“Chinatown’s stunning streets are lit-up, night markets and decorations are the focal point for Chinese New Year celebrations in Singapore. This is when lion dancers, fire eaters and female dance troupes grace Kreta Ayer Square with their mesmerising performances. Armed with giant paper fans and intricately patterned umbrellas, they will provide you with street entertainment that you are unlikely to forget.

Folklore is very much at the heart of this festival. All across the city, you’ll notice dragon and lion dances everywhere – lending a cheery, festive atmosphere to the occasion. Dragons and lions are prominent characters in Chinese mythology; its roots originating in ancient China when Nien, a mythical beast which tormented villagers was discovered to be afraid of the colour red.”

 

 

Our New Apartment Home

After many more days of looking in many different parts of town, all with their positive attributes, we are going to rent a lovely apartment on the 18th floor of The Metropolitan. It is close to the train (only a few stops from Gene’s office), close to wet markets (farmers markets) and Hawkers Center (prepared foods from vendors), and has a great view.

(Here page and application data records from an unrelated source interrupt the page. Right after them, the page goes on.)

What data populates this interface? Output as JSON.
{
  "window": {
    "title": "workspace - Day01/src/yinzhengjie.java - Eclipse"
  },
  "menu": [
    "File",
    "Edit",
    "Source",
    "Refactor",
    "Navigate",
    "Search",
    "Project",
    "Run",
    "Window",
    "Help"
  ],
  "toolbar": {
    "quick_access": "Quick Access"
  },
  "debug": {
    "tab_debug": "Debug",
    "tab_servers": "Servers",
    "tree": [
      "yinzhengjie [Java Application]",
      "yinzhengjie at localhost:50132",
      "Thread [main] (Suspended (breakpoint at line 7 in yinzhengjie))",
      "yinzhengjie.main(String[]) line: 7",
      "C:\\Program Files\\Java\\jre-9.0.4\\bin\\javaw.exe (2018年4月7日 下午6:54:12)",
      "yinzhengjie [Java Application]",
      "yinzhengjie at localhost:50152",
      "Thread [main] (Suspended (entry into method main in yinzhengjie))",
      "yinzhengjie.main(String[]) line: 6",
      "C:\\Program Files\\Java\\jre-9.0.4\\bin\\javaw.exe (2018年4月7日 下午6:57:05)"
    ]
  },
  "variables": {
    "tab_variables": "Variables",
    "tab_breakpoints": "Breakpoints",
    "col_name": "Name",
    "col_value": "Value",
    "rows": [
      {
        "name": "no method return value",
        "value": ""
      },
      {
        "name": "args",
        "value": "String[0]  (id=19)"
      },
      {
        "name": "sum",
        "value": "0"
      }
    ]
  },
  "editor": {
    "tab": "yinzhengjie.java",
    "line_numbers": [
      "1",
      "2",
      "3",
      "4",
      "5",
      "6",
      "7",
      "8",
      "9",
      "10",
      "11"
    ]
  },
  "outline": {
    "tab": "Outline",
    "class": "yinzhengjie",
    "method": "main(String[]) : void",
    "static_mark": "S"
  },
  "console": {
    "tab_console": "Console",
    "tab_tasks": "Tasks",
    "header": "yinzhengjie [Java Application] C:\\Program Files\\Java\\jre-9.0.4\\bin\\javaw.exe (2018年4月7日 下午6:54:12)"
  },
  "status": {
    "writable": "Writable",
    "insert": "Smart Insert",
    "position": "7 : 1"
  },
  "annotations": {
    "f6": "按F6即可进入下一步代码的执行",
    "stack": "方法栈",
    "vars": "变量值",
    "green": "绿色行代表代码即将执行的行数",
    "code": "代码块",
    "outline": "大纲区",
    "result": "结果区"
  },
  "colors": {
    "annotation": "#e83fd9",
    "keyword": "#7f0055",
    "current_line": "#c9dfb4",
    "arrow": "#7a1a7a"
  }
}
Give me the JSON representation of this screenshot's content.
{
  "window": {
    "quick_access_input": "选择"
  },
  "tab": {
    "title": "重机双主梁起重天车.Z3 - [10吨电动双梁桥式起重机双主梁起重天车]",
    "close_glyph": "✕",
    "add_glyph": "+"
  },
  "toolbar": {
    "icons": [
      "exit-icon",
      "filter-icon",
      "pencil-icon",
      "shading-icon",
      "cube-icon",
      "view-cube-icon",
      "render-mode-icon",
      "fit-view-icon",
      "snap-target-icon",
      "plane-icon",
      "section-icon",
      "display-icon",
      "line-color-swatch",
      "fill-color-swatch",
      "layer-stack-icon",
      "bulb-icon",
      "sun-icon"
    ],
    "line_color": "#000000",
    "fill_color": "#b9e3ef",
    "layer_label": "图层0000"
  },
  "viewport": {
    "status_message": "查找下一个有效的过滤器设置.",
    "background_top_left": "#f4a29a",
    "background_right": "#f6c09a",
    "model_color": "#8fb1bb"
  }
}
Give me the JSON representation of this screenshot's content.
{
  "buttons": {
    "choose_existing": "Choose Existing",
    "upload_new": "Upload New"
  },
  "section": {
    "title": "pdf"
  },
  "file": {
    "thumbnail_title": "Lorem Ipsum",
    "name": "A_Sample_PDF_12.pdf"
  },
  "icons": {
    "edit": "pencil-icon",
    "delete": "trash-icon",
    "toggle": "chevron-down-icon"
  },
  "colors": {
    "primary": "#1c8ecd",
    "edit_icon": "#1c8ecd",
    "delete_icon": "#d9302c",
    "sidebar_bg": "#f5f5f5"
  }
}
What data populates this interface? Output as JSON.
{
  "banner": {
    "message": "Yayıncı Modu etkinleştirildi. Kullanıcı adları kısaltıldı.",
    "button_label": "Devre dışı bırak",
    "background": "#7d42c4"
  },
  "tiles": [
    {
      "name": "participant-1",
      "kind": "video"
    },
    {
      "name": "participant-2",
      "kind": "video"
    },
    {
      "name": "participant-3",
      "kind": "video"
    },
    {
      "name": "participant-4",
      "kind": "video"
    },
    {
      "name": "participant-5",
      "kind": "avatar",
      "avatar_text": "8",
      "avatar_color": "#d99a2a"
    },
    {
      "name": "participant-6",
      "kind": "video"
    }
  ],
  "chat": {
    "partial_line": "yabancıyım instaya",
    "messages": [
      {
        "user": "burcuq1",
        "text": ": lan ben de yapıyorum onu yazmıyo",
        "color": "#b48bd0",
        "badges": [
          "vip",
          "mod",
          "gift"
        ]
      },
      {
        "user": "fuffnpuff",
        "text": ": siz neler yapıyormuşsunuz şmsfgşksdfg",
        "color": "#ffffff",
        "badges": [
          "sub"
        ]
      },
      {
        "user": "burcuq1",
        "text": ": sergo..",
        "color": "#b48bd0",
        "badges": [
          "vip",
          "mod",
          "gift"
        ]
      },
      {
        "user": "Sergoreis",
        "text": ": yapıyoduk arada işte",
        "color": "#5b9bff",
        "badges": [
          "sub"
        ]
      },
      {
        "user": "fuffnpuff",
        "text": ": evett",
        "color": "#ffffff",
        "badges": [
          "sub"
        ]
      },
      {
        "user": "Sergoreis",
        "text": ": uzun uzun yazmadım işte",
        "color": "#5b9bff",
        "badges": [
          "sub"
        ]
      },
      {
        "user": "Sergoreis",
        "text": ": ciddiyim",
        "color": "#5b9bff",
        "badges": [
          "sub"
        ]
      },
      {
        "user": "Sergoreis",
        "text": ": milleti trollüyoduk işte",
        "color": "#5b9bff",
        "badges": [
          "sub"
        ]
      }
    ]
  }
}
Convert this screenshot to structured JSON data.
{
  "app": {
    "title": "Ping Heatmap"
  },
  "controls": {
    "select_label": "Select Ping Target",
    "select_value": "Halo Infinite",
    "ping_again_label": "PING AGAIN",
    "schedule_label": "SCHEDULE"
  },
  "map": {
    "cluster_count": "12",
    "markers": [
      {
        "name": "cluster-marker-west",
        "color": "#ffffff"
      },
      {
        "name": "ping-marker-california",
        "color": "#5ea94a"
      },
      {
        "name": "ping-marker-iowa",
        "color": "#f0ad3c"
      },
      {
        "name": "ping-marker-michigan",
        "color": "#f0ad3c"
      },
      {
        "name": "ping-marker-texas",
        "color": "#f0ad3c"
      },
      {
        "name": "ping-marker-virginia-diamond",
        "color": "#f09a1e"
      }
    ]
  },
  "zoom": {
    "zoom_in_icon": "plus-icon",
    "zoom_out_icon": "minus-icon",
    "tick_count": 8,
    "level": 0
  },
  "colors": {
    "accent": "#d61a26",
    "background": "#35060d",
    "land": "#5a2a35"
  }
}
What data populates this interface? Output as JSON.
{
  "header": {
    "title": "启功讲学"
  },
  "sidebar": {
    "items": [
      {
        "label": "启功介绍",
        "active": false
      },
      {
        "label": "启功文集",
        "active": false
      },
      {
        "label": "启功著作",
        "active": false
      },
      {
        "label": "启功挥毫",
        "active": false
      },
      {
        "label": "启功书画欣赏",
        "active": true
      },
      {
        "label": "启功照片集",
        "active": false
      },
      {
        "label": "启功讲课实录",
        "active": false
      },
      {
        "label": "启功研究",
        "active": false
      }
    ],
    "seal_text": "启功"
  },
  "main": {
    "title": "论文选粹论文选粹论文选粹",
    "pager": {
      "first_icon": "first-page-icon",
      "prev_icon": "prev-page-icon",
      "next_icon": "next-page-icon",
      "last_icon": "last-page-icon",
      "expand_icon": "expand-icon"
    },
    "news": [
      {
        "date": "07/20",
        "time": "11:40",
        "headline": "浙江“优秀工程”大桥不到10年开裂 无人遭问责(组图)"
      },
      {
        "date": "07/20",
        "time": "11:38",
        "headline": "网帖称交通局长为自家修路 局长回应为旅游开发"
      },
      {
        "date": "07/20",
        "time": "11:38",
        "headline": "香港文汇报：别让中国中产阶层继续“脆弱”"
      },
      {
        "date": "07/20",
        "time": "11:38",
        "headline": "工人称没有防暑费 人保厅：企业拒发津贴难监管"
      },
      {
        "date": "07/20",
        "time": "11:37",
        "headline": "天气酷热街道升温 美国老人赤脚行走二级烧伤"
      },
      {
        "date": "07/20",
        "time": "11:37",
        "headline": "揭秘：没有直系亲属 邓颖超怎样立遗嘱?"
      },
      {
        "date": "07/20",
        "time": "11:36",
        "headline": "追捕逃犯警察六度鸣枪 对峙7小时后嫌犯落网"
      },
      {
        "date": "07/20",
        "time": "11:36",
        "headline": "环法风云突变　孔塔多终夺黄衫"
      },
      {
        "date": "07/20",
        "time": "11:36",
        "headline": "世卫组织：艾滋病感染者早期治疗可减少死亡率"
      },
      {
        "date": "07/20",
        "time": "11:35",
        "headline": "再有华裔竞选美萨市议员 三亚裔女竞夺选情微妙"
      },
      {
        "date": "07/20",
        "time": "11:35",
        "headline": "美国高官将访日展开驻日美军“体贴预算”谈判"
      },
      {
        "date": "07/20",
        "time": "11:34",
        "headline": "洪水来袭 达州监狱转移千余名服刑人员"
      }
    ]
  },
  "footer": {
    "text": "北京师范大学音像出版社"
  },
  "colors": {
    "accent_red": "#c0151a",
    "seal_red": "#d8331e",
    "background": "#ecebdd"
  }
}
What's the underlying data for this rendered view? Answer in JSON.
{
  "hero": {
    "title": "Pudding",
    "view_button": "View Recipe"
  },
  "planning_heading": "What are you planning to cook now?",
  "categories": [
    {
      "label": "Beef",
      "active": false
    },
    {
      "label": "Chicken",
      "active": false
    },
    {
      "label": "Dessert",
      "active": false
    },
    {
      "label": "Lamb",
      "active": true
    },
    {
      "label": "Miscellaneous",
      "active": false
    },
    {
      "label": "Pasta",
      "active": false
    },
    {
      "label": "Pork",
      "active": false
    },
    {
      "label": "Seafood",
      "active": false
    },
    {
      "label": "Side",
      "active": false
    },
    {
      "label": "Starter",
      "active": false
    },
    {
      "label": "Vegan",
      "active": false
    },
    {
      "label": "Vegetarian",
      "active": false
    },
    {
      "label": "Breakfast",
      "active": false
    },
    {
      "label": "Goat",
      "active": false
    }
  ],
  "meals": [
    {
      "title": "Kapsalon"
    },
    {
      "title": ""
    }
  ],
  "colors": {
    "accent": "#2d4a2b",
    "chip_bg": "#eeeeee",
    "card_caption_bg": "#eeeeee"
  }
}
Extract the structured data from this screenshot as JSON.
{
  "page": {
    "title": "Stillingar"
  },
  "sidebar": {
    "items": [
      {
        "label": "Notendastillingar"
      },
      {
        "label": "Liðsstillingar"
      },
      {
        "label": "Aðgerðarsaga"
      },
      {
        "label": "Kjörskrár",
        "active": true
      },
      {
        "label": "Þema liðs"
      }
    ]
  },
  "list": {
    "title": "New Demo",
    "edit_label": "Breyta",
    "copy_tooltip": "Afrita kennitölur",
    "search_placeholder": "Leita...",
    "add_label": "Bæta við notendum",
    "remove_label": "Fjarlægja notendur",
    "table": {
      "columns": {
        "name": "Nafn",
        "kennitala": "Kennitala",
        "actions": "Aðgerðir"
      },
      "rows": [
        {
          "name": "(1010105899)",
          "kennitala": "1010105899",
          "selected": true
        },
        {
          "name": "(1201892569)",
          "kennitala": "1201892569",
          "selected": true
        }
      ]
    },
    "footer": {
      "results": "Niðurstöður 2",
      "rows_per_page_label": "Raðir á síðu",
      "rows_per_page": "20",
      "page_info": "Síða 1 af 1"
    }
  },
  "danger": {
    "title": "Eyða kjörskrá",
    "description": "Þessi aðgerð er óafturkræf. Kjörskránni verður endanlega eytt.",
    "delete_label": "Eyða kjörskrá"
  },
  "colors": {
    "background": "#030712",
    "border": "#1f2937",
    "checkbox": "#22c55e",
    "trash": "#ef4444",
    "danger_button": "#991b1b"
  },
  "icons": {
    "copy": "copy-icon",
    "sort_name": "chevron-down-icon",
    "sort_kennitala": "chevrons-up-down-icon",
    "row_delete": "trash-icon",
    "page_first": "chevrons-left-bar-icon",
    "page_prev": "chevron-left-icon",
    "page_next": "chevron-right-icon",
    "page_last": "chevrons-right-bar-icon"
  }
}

The wet markets and hawkers centers are not everywhere, at least not near where we are now, but in many neighborhoods; they are a big draw for us to live in a more traditional neighborhood.  In addition to younger working people, we saw many elderly and young families here. This building has many Japanese and Indian residents living here, too.  Since owning a car is so expensive, having these shopping areas near train stations or bus routes is quite common.

We need to get furniture and kitchen stuff.  This should be fun, or frustrating, probably both.  We have been looking online because we need to get most of it pretty quickly.  I think we move in late July.

First meal prepared
First meal prepared

 

 

A Culture of Food

Singapore is a very expensive country for most things. I am finding that food and other things in the downtown and tourist areas are at least double, but it also depends on what you want and where you go to find it. Singapore is known for its marvelous food. The variety of foods you’ll find include: Singaporian, Maylay (Malaysian), Indian, Vietnamese, Indonesian, Korean, Chinese, Sri Lankan, Thai, and lesser amounts of Indonesian although it is really close (we will just go to Indonesia I guess) and more. This is also home to China Town and Little India.

For prepared meals, you can experience fine dining at elegant restaurants of many different cuisines (I hate to guess the cost), to wonderful, traditionally prepared meals, Asian mostly, at Hawkers Centers with 20-50 food vendors (some are open air with roofs, others are indoor, less slick versions of our mall food courts). But Hawker Centers tend to be in shopping centers or neighborhood based. For American franchises, there are KFC, McDonalds, and I think Subway, but I haven’t more than a couple of each. However, Singapore has too many Starbucks here.

For raw ingredients, Singapore has wonderful Fresh Markets, similar to our Farmers’ Markets, they also have roofs, open 7 days a week, and often until midnight. One booth sold beer by the bottle (better than the bars that charge $10+ for a beer). They are a great way to get authentic ingredients. Also, there are large grocery stores in neighborhoods that are pretty reasonable, outside of the tourist areas. Nearly if not all malls have big grocery stores in the basements.

Fresh Market at Red Hill neighborhood
Fresh Market at Red Hill neighborhood
Prawn Laksa (curry) with Tofu
Prawn Laksa (curry) with Tofu

 

Great Indian meal in Food Court (will make two meals)
Great Indian meal in Food Court (made two meals)

 

Popular food vendor
A Hawker vendor